#### [Supplied data]
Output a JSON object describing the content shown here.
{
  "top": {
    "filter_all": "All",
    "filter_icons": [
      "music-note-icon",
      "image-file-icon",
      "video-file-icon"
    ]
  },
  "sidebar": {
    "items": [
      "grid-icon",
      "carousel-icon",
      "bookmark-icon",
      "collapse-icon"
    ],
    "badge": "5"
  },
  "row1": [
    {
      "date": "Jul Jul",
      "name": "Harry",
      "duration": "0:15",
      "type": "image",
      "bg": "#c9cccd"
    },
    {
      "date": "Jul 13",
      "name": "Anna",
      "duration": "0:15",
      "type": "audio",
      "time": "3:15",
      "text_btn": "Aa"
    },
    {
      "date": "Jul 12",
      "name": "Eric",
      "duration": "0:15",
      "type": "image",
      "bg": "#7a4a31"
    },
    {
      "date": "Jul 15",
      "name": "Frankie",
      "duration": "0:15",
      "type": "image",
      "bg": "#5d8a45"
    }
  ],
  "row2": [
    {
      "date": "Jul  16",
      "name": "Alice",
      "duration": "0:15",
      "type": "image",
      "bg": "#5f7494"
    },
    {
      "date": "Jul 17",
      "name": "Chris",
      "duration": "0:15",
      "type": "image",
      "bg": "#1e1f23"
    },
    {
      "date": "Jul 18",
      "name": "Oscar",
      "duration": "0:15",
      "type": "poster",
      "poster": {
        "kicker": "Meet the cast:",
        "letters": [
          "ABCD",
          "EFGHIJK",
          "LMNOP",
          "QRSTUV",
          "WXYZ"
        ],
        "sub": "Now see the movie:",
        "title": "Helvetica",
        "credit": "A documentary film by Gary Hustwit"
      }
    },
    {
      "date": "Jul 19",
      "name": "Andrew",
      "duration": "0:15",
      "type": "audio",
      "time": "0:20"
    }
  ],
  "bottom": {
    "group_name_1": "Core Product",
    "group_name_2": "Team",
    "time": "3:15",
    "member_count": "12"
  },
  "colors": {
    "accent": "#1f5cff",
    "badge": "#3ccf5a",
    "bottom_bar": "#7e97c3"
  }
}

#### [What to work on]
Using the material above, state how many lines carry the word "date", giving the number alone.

#### [Your solution]
8